Try it >> Go line by line through the records below. Copy whichever lines contain the string "JSON".

Extracted records >>
# # #
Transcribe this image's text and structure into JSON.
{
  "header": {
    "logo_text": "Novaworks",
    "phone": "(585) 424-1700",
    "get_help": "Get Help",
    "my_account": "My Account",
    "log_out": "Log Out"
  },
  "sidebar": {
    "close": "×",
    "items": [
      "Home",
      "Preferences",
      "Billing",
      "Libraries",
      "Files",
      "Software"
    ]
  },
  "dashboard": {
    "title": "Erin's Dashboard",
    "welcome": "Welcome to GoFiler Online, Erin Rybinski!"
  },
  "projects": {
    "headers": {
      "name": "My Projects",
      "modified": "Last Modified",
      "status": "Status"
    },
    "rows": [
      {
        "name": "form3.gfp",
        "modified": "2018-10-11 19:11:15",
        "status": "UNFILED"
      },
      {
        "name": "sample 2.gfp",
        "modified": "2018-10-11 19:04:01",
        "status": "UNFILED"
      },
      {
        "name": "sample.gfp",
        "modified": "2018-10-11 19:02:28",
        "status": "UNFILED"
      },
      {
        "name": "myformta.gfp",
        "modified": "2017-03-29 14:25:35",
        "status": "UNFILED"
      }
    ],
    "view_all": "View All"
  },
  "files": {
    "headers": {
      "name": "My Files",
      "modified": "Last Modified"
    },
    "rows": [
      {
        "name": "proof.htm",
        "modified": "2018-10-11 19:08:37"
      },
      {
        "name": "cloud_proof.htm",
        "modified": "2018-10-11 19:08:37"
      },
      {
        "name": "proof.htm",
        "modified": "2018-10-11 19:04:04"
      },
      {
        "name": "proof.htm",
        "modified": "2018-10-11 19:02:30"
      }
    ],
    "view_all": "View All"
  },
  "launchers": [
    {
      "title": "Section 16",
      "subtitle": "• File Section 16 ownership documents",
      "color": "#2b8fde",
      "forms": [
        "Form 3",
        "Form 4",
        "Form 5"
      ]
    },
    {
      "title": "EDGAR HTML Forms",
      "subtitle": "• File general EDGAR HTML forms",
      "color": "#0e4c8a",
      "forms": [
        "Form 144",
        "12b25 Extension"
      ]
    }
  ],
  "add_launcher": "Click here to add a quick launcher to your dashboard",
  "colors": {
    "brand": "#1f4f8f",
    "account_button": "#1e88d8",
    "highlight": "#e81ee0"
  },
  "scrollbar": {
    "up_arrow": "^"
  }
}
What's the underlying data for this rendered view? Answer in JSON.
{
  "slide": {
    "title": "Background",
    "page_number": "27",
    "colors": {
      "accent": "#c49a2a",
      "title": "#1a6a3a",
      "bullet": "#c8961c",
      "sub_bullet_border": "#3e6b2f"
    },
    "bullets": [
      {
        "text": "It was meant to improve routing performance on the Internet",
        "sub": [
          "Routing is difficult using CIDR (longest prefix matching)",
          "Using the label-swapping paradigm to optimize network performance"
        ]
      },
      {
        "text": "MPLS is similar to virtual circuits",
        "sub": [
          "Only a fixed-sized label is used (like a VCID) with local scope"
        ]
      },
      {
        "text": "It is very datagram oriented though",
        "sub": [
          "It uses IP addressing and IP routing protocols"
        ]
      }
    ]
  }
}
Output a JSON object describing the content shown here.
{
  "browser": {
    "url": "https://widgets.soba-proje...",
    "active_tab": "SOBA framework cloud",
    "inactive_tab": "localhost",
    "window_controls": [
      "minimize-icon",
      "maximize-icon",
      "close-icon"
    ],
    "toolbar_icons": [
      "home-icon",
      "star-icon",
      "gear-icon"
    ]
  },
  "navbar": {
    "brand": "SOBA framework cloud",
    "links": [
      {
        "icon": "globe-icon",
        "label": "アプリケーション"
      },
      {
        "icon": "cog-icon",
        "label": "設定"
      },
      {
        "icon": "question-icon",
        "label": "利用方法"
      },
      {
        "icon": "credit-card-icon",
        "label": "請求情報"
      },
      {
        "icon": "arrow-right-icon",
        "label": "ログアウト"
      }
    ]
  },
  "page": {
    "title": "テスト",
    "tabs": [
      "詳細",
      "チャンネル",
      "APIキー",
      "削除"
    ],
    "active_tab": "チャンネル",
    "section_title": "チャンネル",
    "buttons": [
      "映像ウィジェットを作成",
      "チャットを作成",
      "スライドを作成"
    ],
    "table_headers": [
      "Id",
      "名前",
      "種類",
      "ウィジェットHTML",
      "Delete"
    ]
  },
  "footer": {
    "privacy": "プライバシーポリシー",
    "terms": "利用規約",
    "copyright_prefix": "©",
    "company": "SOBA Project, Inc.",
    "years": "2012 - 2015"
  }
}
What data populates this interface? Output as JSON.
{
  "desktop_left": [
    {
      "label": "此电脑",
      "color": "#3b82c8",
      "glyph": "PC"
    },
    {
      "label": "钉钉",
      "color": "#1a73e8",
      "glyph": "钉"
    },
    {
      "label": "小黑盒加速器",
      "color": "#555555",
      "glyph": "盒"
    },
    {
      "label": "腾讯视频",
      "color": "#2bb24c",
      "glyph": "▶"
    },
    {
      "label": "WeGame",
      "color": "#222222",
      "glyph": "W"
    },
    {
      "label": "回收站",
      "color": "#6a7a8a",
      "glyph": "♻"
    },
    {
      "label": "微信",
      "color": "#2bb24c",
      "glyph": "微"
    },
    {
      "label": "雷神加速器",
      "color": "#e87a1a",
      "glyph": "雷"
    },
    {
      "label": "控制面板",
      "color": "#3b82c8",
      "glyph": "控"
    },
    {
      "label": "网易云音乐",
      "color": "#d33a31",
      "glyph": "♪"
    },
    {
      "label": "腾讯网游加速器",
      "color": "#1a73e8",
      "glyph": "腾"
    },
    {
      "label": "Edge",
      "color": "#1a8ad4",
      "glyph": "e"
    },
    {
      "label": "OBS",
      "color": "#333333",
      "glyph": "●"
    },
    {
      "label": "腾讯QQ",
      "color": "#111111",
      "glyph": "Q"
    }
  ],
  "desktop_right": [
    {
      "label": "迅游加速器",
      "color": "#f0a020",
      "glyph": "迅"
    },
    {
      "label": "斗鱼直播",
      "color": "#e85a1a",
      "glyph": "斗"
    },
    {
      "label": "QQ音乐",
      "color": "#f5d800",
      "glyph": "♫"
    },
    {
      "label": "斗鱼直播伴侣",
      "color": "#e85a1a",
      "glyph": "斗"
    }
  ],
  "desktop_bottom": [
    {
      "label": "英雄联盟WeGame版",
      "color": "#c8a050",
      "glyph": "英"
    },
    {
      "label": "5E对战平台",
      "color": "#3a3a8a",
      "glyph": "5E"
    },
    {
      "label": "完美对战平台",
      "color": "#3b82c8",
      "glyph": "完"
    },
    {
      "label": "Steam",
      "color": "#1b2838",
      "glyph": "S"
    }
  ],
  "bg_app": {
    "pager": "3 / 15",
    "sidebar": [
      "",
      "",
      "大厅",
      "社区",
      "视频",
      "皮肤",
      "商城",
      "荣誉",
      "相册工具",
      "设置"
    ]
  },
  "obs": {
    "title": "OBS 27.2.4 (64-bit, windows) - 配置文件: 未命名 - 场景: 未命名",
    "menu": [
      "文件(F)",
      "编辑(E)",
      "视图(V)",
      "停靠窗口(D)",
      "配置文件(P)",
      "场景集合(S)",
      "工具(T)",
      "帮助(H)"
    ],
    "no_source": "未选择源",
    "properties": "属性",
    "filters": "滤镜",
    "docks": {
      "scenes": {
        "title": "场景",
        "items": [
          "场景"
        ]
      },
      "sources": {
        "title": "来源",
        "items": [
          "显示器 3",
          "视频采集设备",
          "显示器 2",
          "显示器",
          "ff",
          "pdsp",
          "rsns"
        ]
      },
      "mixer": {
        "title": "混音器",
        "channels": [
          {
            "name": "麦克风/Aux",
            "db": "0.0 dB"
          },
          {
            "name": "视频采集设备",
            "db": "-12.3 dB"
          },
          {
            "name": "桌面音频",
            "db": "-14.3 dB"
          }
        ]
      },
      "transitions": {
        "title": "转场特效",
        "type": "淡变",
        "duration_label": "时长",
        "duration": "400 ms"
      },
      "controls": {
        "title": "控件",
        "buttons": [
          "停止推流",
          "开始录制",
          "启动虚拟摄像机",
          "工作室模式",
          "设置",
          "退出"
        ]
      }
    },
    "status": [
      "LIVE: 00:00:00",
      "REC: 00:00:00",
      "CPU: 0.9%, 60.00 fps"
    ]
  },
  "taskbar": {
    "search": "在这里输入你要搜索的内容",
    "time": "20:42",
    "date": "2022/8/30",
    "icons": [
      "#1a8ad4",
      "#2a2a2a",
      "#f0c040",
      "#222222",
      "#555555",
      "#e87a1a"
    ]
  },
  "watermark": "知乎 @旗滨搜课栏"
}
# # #
Answer area >>
Transcribe this image's text and structure into JSON.
What's the underlying data for this rendered view? Answer in JSON.
Output a JSON object describing the content shown here.
What data populates this interface? Output as JSON.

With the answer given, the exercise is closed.